He want to know the efficiency of a 500 watt motor when used as a dynamo.

Impossible to tell without doing the experiments.

We know it would be less then 78%

re Google : best 500 watt electric motor efficiency


Sure, but I don't see what motor or its efficiency in the question.

-max-1 year ago

Little hobby motors can produce a little bit of power, maybe a few watts when you rotate the shaft. How much power is generated depends on a number of things.


1) To add to what Steve mentioned, if the motor/generator is not connected to a load, or if the windings are shorted, then you are not going to generate any power.
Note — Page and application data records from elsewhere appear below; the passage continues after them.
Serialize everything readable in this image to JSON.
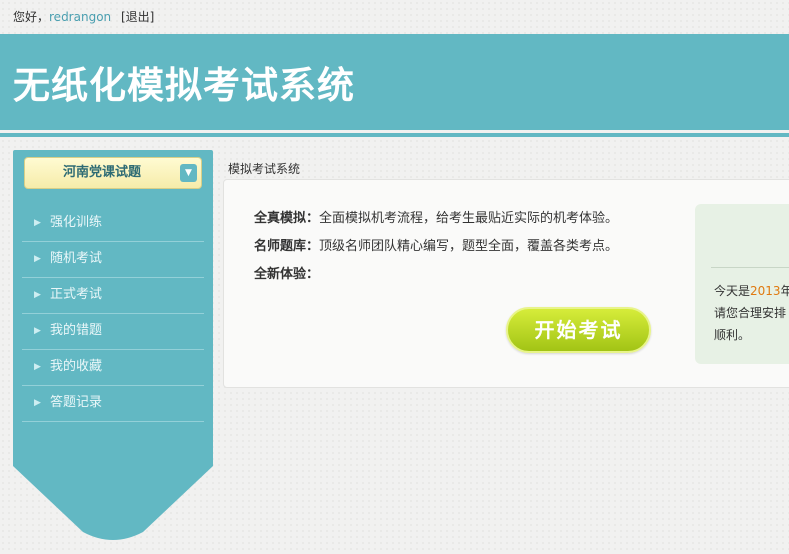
{
  "topbar": {
    "greeting": "您好，",
    "username": "redrangon",
    "logout": "[退出]"
  },
  "header": {
    "title": "无纸化模拟考试系统"
  },
  "sidebar": {
    "subject": "河南党课试题",
    "items": [
      {
        "label": "强化训练"
      },
      {
        "label": "随机考试"
      },
      {
        "label": "正式考试"
      },
      {
        "label": "我的错题"
      },
      {
        "label": "我的收藏"
      },
      {
        "label": "答题记录"
      }
    ]
  },
  "main": {
    "breadcrumb": "模拟考试系统",
    "features": [
      {
        "title": "全真模拟：",
        "desc": "全面模拟机考流程，给考生最贴近实际的机考体验。"
      },
      {
        "title": "名师题库：",
        "desc": "顶级名师团队精心编写，题型全面，覆盖各类考点。"
      },
      {
        "title": "全新体验：",
        "desc": ""
      }
    ],
    "start_button": "开始考试",
    "notice": {
      "line1_prefix": "今天是",
      "year": "2013",
      "line1_suffix": "年",
      "line2": "请您合理安排",
      "line3": "顺利。"
    }
  },
  "colors": {
    "primary": "#62b8c3",
    "accent_green": "#a2c415",
    "highlight_orange": "#e07a10"
  }
}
2) Like others mentioned, If the 500W motor is a nominal efficiency of 80%, then the mechanical output power under an optimal load is going to be about 400W. If you input 400W of mechanical energy, then the output will be about 320W.


3) The coils inside the generator will generate a voltage that is proportional to how fast you are turning the rotor. The faster you rotate the rotor, the more EMF is generated. However because of the internal resistance, this voltage will be less due to ohmic losses.
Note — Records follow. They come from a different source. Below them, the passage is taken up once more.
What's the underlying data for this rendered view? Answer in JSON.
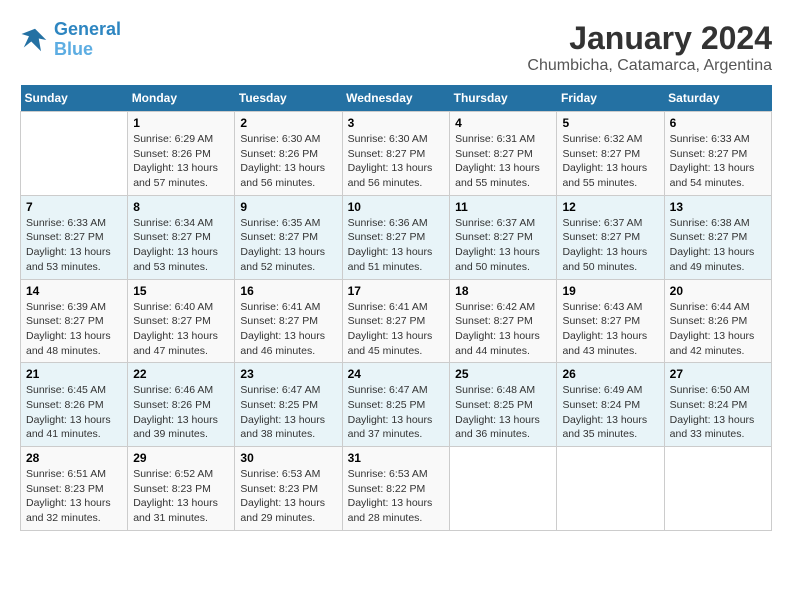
{
  "logo": {
    "line1": "General",
    "line2": "Blue"
  },
  "title": "January 2024",
  "subtitle": "Chumbicha, Catamarca, Argentina",
  "days_header": [
    "Sunday",
    "Monday",
    "Tuesday",
    "Wednesday",
    "Thursday",
    "Friday",
    "Saturday"
  ],
  "weeks": [
    [
      {
        "num": "",
        "sunrise": "",
        "sunset": "",
        "daylight": ""
      },
      {
        "num": "1",
        "sunrise": "Sunrise: 6:29 AM",
        "sunset": "Sunset: 8:26 PM",
        "daylight": "Daylight: 13 hours and 57 minutes."
      },
      {
        "num": "2",
        "sunrise": "Sunrise: 6:30 AM",
        "sunset": "Sunset: 8:26 PM",
        "daylight": "Daylight: 13 hours and 56 minutes."
      },
      {
        "num": "3",
        "sunrise": "Sunrise: 6:30 AM",
        "sunset": "Sunset: 8:27 PM",
        "daylight": "Daylight: 13 hours and 56 minutes."
      },
      {
        "num": "4",
        "sunrise": "Sunrise: 6:31 AM",
        "sunset": "Sunset: 8:27 PM",
        "daylight": "Daylight: 13 hours and 55 minutes."
      },
      {
        "num": "5",
        "sunrise": "Sunrise: 6:32 AM",
        "sunset": "Sunset: 8:27 PM",
        "daylight": "Daylight: 13 hours and 55 minutes."
      },
      {
        "num": "6",
        "sunrise": "Sunrise: 6:33 AM",
        "sunset": "Sunset: 8:27 PM",
        "daylight": "Daylight: 13 hours and 54 minutes."
      }
    ],
    [
      {
        "num": "7",
        "sunrise": "Sunrise: 6:33 AM",
        "sunset": "Sunset: 8:27 PM",
        "daylight": "Daylight: 13 hours and 53 minutes."
      },
      {
        "num": "8",
        "sunrise": "Sunrise: 6:34 AM",
        "sunset": "Sunset: 8:27 PM",
        "daylight": "Daylight: 13 hours and 53 minutes."
      },
      {
        "num": "9",
        "sunrise": "Sunrise: 6:35 AM",
        "sunset": "Sunset: 8:27 PM",
        "daylight": "Daylight: 13 hours and 52 minutes."
      },
      {
        "num": "10",
        "sunrise": "Sunrise: 6:36 AM",
        "sunset": "Sunset: 8:27 PM",
        "daylight": "Daylight: 13 hours and 51 minutes."
      },
      {
        "num": "11",
        "sunrise": "Sunrise: 6:37 AM",
        "sunset": "Sunset: 8:27 PM",
        "daylight": "Daylight: 13 hours and 50 minutes."
      },
      {
        "num": "12",
        "sunrise": "Sunrise: 6:37 AM",
        "sunset": "Sunset: 8:27 PM",
        "daylight": "Daylight: 13 hours and 50 minutes."
      },
      {
        "num": "13",
        "sunrise": "Sunrise: 6:38 AM",
        "sunset": "Sunset: 8:27 PM",
        "daylight": "Daylight: 13 hours and 49 minutes."
      }
    ],
    [
      {
        "num": "14",
        "sunrise": "Sunrise: 6:39 AM",
        "sunset": "Sunset: 8:27 PM",
        "daylight": "Daylight: 13 hours and 48 minutes."
      },
      {
        "num": "15",
        "sunrise": "Sunrise: 6:40 AM",
        "sunset": "Sunset: 8:27 PM",
        "daylight": "Daylight: 13 hours and 47 minutes."
      },
      {
        "num": "16",
        "sunrise": "Sunrise: 6:41 AM",
        "sunset": "Sunset: 8:27 PM",
        "daylight": "Daylight: 13 hours and 46 minutes."
      },
      {
        "num": "17",
        "sunrise": "Sunrise: 6:41 AM",
        "sunset": "Sunset: 8:27 PM",
        "daylight": "Daylight: 13 hours and 45 minutes."
      },
      {
        "num": "18",
        "sunrise": "Sunrise: 6:42 AM",
        "sunset": "Sunset: 8:27 PM",
        "daylight": "Daylight: 13 hours and 44 minutes."
      },
      {
        "num": "19",
        "sunrise": "Sunrise: 6:43 AM",
        "sunset": "Sunset: 8:27 PM",
        "daylight": "Daylight: 13 hours and 43 minutes."
      },
      {
        "num": "20",
        "sunrise": "Sunrise: 6:44 AM",
        "sunset": "Sunset: 8:26 PM",
        "daylight": "Daylight: 13 hours and 42 minutes."
      }
    ],
    [
      {
        "num": "21",
        "sunrise": "Sunrise: 6:45 AM",
        "sunset": "Sunset: 8:26 PM",
        "daylight": "Daylight: 13 hours and 41 minutes."
      },
      {
        "num": "22",
        "sunrise": "Sunrise: 6:46 AM",
        "sunset": "Sunset: 8:26 PM",
        "daylight": "Daylight: 13 hours and 39 minutes."
      },
      {
        "num": "23",
        "sunrise": "Sunrise: 6:47 AM",
        "sunset": "Sunset: 8:25 PM",
        "daylight": "Daylight: 13 hours and 38 minutes."
      },
      {
        "num": "24",
        "sunrise": "Sunrise: 6:47 AM",
        "sunset": "Sunset: 8:25 PM",
        "daylight": "Daylight: 13 hours and 37 minutes."
      },
      {
        "num": "25",
        "sunrise": "Sunrise: 6:48 AM",
        "sunset": "Sunset: 8:25 PM",
        "daylight": "Daylight: 13 hours and 36 minutes."
      },
      {
        "num": "26",
        "sunrise": "Sunrise: 6:49 AM",
        "sunset": "Sunset: 8:24 PM",
        "daylight": "Daylight: 13 hours and 35 minutes."
      },
      {
        "num": "27",
        "sunrise": "Sunrise: 6:50 AM",
        "sunset": "Sunset: 8:24 PM",
        "daylight": "Daylight: 13 hours and 33 minutes."
      }
    ],
    [
      {
        "num": "28",
        "sunrise": "Sunrise: 6:51 AM",
        "sunset": "Sunset: 8:23 PM",
        "daylight": "Daylight: 13 hours and 32 minutes."
      },
      {
        "num": "29",
        "sunrise": "Sunrise: 6:52 AM",
        "sunset": "Sunset: 8:23 PM",
        "daylight": "Daylight: 13 hours and 31 minutes."
      },
      {
        "num": "30",
        "sunrise": "Sunrise: 6:53 AM",
        "sunset": "Sunset: 8:23 PM",
        "daylight": "Daylight: 13 hours and 29 minutes."
      },
      {
        "num": "31",
        "sunrise": "Sunrise: 6:53 AM",
        "sunset": "Sunset: 8:22 PM",
        "daylight": "Daylight: 13 hours and 28 minutes."
      },
      {
        "num": "",
        "sunrise": "",
        "sunset": "",
        "daylight": ""
      },
      {
        "num": "",
        "sunrise": "",
        "sunset": "",
        "daylight": ""
      },
      {
        "num": "",
        "sunrise": "",
        "sunset": "",
        "daylight": ""
      }
    ]
  ]
}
4) With no load on the generator, the rotor should turn relatively freely. The EMF is still generated but it is supplying no current. Once you attach a load to the generator expect it to get harder to rotate the rotor, as more torque is required to maintain speed. If the windings on the motor are dead shorted, it should become very stiff and hard to turn the shaft. This is the basis for electric regenerative braking in cars. Except that we use energy storing devices to load the generator down so that we can turn some of that kinetic energy of a moving car back into electricity stored in something like a capacitor or battery.


Power is always going to be derived either from the product of voltage and current, or from torque and rotational speed.

No power is generated by a motor JUST by turning it, it has to be connected to a load. Dynamos are not as efficient as alternators. Cars are all fitted with alternators.

The motor needs 500W to run with nominal load at full speed.
If the motor is suited to be used as a generator and you would reach the nominal speed you would get about 400W on power out that you can use - if you keep the speed up.
A dynamo is usually for voltages between 6 and 12V and provides just enough to power some standard light bulbs on your bike.
So you might want to use a smaller motor ;)

Kiteman1 year ago

It depends how fast you can turn it.